*Task instructions*. All records shown below should be given again, character for character.

*Data listing*.
"""

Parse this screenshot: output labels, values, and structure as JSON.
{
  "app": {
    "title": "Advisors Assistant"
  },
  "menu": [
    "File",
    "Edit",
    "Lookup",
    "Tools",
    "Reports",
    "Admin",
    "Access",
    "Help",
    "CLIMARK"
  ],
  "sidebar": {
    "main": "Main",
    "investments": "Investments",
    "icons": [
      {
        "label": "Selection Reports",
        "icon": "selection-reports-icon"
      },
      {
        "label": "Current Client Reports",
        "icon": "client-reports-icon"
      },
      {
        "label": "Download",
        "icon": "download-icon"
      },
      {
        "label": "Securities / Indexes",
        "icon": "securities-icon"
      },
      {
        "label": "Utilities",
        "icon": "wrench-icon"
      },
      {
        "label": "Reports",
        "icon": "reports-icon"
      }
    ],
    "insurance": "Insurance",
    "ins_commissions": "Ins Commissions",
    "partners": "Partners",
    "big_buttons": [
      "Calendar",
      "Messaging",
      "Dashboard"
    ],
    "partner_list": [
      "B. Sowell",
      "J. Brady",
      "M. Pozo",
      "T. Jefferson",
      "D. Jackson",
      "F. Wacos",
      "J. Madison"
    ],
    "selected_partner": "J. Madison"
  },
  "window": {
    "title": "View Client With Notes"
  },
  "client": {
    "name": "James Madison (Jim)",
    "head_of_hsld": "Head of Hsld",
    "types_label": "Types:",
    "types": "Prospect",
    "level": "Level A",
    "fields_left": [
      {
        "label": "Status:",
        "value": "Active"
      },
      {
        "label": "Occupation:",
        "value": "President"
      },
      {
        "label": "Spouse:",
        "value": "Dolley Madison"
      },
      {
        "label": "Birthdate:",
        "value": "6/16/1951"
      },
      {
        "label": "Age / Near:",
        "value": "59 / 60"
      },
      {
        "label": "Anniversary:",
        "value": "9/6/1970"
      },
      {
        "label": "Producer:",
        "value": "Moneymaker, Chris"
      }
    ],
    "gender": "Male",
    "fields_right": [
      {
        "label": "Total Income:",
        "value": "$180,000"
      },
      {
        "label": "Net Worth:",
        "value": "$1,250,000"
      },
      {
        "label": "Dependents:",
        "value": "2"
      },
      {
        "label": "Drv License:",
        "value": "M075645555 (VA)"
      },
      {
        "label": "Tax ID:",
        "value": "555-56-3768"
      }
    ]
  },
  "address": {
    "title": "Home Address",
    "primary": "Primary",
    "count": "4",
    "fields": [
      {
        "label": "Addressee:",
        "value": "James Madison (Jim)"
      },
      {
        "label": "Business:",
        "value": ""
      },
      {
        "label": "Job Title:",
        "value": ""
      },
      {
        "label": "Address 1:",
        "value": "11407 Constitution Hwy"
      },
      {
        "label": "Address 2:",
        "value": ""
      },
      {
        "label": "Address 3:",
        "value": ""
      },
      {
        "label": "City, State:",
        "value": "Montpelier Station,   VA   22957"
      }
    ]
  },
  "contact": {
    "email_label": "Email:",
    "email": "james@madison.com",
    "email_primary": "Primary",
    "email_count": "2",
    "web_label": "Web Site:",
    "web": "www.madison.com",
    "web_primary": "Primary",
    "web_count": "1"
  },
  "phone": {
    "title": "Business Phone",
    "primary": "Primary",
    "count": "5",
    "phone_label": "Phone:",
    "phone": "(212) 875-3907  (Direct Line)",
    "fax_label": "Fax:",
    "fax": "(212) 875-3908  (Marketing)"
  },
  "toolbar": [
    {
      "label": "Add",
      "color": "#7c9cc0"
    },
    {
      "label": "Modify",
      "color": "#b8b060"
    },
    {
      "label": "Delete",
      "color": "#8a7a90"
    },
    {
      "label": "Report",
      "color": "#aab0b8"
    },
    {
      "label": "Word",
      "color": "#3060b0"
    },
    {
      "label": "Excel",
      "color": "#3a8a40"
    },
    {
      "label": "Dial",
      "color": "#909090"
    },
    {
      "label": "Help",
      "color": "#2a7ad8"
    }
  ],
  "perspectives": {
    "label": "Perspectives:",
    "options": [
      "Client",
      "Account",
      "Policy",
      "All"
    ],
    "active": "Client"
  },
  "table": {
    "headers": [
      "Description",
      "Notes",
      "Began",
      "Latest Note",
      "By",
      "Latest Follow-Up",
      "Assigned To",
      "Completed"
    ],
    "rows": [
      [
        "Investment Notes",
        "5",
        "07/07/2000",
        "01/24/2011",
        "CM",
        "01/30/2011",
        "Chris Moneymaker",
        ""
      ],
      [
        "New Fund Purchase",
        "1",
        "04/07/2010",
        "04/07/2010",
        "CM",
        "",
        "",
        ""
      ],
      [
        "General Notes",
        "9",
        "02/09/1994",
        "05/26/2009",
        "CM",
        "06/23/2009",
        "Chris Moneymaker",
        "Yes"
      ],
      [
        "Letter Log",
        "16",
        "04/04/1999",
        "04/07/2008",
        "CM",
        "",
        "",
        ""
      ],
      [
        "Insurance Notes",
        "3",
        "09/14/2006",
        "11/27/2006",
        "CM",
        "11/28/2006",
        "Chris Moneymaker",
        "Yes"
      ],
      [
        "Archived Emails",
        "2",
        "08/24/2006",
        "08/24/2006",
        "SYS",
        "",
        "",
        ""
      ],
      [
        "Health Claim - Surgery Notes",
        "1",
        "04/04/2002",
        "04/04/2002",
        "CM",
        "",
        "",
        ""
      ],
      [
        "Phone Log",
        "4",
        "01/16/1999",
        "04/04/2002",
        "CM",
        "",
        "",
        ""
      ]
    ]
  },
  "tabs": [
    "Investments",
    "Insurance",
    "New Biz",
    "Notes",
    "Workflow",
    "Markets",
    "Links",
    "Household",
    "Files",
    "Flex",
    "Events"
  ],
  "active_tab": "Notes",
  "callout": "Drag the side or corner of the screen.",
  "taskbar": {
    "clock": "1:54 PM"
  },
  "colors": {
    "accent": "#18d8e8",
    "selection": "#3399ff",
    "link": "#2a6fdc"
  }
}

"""

*Your response*.
Parse this screenshot: output labels, values, and structure as JSON.
{
  "app": {
    "title": "Advisors Assistant"
  },
  "menu": [
    "File",
    "Edit",
    "Lookup",
    "Tools",
    "Reports",
    "Admin",
    "Access",
    "Help",
    "CLIMARK"
  ],
  "sidebar": {
    "main": "Main",
    "investments": "Investments",
    "icons": [
      {
        "label": "Selection Reports",
        "icon": "selection-reports-icon"
      },
      {
        "label": "Current Client Reports",
        "icon": "client-reports-icon"
      },
      {
        "label": "Download",
        "icon": "download-icon"
      },
      {
        "label": "Securities / Indexes",
        "icon": "securities-icon"
      },
      {
        "label": "Utilities",
        "icon": "wrench-icon"
      },
      {
        "label": "Reports",
        "icon": "reports-icon"
      }
    ],
    "insurance": "Insurance",
    "ins_commissions": "Ins Commissions",
    "partners": "Partners",
    "big_buttons": [
      "Calendar",
      "Messaging",
      "Dashboard"
    ],
    "partner_list": [
      "B. Sowell",
      "J. Brady",
      "M. Pozo",
      "T. Jefferson",
      "D. Jackson",
      "F. Wacos",
      "J. Madison"
    ],
    "selected_partner": "J. Madison"
  },
  "window": {
    "title": "View Client With Notes"
  },
  "client": {
    "name": "James Madison (Jim)",
    "head_of_hsld": "Head of Hsld",
    "types_label": "Types:",
    "types": "Prospect",
    "level": "Level A",
    "fields_left": [
      {
        "label": "Status:",
        "value": "Active"
      },
      {
        "label": "Occupation:",
        "value": "President"
      },
      {
        "label": "Spouse:",
        "value": "Dolley Madison"
      },
      {
        "label": "Birthdate:",
        "value": "6/16/1951"
      },
      {
        "label": "Age / Near:",
        "value": "59 / 60"
      },
      {
        "label": "Anniversary:",
        "value": "9/6/1970"
      },
      {
        "label": "Producer:",
        "value": "Moneymaker, Chris"
      }
    ],
    "gender": "Male",
    "fields_right": [
      {
        "label": "Total Income:",
        "value": "$180,000"
      },
      {
        "label": "Net Worth:",
        "value": "$1,250,000"
      },
      {
        "label": "Dependents:",
        "value": "2"
      },
      {
        "label": "Drv License:",
        "value": "M075645555 (VA)"
      },
      {
        "label": "Tax ID:",
        "value": "555-56-3768"
      }
    ]
  },
  "address": {
    "title": "Home Address",
    "primary": "Primary",
    "count": "4",
    "fields": [
      {
        "label": "Addressee:",
        "value": "James Madison (Jim)"
      },
      {
        "label": "Business:",
        "value": ""
      },
      {
        "label": "Job Title:",
        "value": ""
      },
      {
        "label": "Address 1:",
        "value": "11407 Constitution Hwy"
      },
      {
        "label": "Address 2:",
        "value": ""
      },
      {
        "label": "Address 3:",
        "value": ""
      },
      {
        "label": "City, State:",
        "value": "Montpelier Station,   VA   22957"
      }
    ]
  },
  "contact": {
    "email_label": "Email:",
    "email": "james@madison.com",
    "email_primary": "Primary",
    "email_count": "2",
    "web_label": "Web Site:",
    "web": "www.madison.com",
    "web_primary": "Primary",
    "web_count": "1"
  },
  "phone": {
    "title": "Business Phone",
    "primary": "Primary",
    "count": "5",
    "phone_label": "Phone:",
    "phone": "(212) 875-3907  (Direct Line)",
    "fax_label": "Fax:",
    "fax": "(212) 875-3908  (Marketing)"
  },
  "toolbar": [
    {
      "label": "Add",
      "color": "#7c9cc0"
    },
    {
      "label": "Modify",
      "color": "#b8b060"
    },
    {
      "label": "Delete",
      "color": "#8a7a90"
    },
    {
      "label": "Report",
      "color": "#aab0b8"
    },
    {
      "label": "Word",
      "color": "#3060b0"
    },
    {
      "label": "Excel",
      "color": "#3a8a40"
    },
    {
      "label": "Dial",
      "color": "#909090"
    },
    {
      "label": "Help",
      "color": "#2a7ad8"
    }
  ],
  "perspectives": {
    "label": "Perspectives:",
    "options": [
      "Client",
      "Account",
      "Policy",
      "All"
    ],
    "active": "Client"
  },
  "table": {
    "headers": [
      "Description",
      "Notes",
      "Began",
      "Latest Note",
      "By",
      "Latest Follow-Up",
      "Assigned To",
      "Completed"
    ],
    "rows": [
      [
        "Investment Notes",
        "5",
        "07/07/2000",
        "01/24/2011",
        "CM",
        "01/30/2011",
        "Chris Moneymaker",
        ""
      ],
      [
        "New Fund Purchase",
        "1",
        "04/07/2010",
        "04/07/2010",
        "CM",
        "",
        "",
        ""
      ],
      [
        "General Notes",
        "9",
        "02/09/1994",
        "05/26/2009",
        "CM",
        "06/23/2009",
        "Chris Moneymaker",
        "Yes"
      ],
      [
        "Letter Log",
        "16",
        "04/04/1999",
        "04/07/2008",
        "CM",
        "",
        "",
        ""
      ],
      [
        "Insurance Notes",
        "3",
        "09/14/2006",
        "11/27/2006",
        "CM",
        "11/28/2006",
        "Chris Moneymaker",
        "Yes"
      ],
      [
        "Archived Emails",
        "2",
        "08/24/2006",
        "08/24/2006",
        "SYS",
        "",
        "",
        ""
      ],
      [
        "Health Claim - Surgery Notes",
        "1",
        "04/04/2002",
        "04/04/2002",
        "CM",
        "",
        "",
        ""
      ],
      [
        "Phone Log",
        "4",
        "01/16/1999",
        "04/04/2002",
        "CM",
        "",
        "",
        ""
      ]
    ]
  },
  "tabs": [
    "Investments",
    "Insurance",
    "New Biz",
    "Notes",
    "Workflow",
    "Markets",
    "Links",
    "Household",
    "Files",
    "Flex",
    "Events"
  ],
  "active_tab": "Notes",
  "callout": "Drag the side or corner of the screen.",
  "taskbar": {
    "clock": "1:54 PM"
  },
  "colors": {
    "accent": "#18d8e8",
    "selection": "#3399ff",
    "link": "#2a6fdc"
  }
}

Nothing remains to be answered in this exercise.